__Work item__
Print every line below that comes at or after the line containing "Output a JSON", exactly as written.

__Excerpted records__

◇ ◇ ◇ ◇ ◇

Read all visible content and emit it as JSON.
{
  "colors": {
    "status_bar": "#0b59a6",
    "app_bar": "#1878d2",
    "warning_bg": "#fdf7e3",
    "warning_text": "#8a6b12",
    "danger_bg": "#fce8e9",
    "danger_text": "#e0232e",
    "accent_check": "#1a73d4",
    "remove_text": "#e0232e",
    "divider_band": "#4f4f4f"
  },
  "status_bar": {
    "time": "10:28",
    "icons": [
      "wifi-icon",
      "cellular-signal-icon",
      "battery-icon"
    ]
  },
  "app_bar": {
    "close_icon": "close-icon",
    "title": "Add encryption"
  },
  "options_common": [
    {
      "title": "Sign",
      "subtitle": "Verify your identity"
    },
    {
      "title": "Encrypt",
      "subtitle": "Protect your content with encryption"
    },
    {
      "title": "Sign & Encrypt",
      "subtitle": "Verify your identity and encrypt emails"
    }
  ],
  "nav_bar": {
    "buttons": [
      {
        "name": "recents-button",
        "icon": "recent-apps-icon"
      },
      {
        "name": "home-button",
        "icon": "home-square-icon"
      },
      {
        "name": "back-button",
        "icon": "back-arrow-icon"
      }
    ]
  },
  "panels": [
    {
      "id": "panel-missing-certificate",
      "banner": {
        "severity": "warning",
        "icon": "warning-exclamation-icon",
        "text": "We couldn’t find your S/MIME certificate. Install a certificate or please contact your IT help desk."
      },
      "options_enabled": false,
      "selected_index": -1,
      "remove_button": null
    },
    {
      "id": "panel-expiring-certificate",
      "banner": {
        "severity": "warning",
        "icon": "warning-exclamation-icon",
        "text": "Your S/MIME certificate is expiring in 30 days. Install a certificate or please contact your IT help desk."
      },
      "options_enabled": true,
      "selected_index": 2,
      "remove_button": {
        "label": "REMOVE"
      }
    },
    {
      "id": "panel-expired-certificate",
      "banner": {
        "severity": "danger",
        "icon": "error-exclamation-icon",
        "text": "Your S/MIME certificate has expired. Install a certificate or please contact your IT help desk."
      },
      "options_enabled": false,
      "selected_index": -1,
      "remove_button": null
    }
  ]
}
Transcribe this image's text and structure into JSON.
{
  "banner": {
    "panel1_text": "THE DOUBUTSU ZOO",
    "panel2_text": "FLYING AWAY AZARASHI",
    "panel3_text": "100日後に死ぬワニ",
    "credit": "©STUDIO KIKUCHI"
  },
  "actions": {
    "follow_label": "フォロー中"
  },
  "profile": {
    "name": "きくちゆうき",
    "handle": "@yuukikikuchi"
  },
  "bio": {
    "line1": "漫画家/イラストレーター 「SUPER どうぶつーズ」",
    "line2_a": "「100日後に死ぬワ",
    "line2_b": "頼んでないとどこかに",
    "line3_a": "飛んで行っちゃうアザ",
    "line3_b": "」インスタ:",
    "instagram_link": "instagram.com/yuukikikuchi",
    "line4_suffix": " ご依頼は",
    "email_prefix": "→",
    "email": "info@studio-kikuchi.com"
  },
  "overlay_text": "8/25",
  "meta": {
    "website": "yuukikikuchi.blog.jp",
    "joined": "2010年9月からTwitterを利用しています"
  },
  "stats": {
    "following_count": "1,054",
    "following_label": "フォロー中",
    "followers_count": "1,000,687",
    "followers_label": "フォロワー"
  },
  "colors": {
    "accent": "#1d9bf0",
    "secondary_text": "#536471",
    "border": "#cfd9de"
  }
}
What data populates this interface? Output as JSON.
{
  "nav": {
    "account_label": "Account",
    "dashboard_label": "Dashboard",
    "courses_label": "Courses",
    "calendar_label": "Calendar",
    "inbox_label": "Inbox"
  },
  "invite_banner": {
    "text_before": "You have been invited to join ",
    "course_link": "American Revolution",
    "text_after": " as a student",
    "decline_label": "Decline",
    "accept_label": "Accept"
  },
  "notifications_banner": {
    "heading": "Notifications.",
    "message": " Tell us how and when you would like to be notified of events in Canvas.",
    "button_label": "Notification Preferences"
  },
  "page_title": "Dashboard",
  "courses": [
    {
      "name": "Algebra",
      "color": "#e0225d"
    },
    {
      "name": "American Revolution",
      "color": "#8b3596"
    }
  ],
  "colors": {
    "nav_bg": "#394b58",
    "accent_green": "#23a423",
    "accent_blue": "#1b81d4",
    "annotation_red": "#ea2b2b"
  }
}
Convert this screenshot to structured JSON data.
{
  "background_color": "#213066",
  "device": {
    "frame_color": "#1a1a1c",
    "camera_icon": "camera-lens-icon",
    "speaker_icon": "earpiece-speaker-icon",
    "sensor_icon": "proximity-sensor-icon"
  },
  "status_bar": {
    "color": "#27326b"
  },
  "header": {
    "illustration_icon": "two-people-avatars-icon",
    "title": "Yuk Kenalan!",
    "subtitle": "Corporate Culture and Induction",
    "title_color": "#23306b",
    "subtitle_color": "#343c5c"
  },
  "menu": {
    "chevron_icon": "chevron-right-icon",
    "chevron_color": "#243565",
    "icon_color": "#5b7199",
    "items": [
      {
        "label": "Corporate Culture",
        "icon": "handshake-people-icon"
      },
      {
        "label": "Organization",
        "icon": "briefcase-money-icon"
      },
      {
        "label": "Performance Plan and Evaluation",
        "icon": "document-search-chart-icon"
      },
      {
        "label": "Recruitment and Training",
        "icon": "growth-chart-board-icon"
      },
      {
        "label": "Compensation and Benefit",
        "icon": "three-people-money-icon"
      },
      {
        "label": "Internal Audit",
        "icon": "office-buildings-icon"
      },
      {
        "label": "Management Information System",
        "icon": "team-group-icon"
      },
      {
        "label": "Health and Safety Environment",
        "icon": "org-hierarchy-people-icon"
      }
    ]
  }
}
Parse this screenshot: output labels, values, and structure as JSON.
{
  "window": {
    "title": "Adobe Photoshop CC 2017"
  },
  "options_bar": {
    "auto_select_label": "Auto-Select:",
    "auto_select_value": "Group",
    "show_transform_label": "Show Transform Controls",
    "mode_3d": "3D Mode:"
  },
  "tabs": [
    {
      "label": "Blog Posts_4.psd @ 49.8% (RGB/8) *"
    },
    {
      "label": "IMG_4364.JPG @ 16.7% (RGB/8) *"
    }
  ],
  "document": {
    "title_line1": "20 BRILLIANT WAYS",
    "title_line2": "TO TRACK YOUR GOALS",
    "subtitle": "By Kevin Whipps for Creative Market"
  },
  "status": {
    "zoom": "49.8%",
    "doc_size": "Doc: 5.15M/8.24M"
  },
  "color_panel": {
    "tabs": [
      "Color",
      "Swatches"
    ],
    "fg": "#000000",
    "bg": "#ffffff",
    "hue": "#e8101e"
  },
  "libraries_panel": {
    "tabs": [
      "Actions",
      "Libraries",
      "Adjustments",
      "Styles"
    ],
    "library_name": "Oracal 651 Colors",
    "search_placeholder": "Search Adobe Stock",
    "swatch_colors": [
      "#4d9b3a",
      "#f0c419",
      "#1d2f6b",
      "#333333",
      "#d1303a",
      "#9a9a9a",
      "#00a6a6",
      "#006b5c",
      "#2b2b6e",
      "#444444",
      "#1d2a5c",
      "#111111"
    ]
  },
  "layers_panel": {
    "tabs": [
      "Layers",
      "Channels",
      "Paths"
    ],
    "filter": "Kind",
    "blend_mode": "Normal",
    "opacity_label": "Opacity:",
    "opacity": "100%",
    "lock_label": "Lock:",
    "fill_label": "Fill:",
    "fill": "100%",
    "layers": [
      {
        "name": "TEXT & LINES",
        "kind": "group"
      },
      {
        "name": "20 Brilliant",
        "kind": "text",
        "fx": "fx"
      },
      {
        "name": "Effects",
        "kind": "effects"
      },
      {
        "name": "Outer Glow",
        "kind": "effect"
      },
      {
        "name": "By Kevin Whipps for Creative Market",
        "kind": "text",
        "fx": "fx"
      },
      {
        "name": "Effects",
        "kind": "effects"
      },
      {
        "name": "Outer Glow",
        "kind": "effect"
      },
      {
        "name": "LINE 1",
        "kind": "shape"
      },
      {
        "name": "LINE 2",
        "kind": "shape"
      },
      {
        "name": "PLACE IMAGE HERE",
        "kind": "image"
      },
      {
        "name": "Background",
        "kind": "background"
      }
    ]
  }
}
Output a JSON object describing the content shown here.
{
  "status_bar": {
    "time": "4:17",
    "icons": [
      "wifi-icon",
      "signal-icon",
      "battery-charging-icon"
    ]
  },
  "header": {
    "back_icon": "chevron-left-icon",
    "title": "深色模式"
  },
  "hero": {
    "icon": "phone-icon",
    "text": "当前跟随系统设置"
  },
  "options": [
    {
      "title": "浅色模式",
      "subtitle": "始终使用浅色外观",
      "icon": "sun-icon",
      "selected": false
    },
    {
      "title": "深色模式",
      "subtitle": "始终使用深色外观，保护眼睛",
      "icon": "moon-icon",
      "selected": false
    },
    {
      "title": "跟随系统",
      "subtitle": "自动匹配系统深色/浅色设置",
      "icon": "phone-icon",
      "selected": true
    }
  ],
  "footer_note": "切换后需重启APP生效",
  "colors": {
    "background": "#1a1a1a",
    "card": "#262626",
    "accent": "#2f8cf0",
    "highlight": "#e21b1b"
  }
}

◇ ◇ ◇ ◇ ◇

__Exercise output__
Output a JSON object describing the content shown here.
{
  "status_bar": {
    "time": "4:17",
    "icons": [
      "wifi-icon",
      "signal-icon",
      "battery-charging-icon"
    ]
  },
  "header": {
    "back_icon": "chevron-left-icon",
    "title": "深色模式"
  },
  "hero": {
    "icon": "phone-icon",
    "text": "当前跟随系统设置"
  },
  "options": [
    {
      "title": "浅色模式",
      "subtitle": "始终使用浅色外观",
      "icon": "sun-icon",
      "selected": false
    },
    {
      "title": "深色模式",
      "subtitle": "始终使用深色外观，保护眼睛",
      "icon": "moon-icon",
      "selected": false
    },
    {
      "title": "跟随系统",
      "subtitle": "自动匹配系统深色/浅色设置",
      "icon": "phone-icon",
      "selected": true
    }
  ],
  "footer_note": "切换后需重启APP生效",
  "colors": {
    "background": "#1a1a1a",
    "card": "#262626",
    "accent": "#2f8cf0",
    "highlight": "#e21b1b"
  }
}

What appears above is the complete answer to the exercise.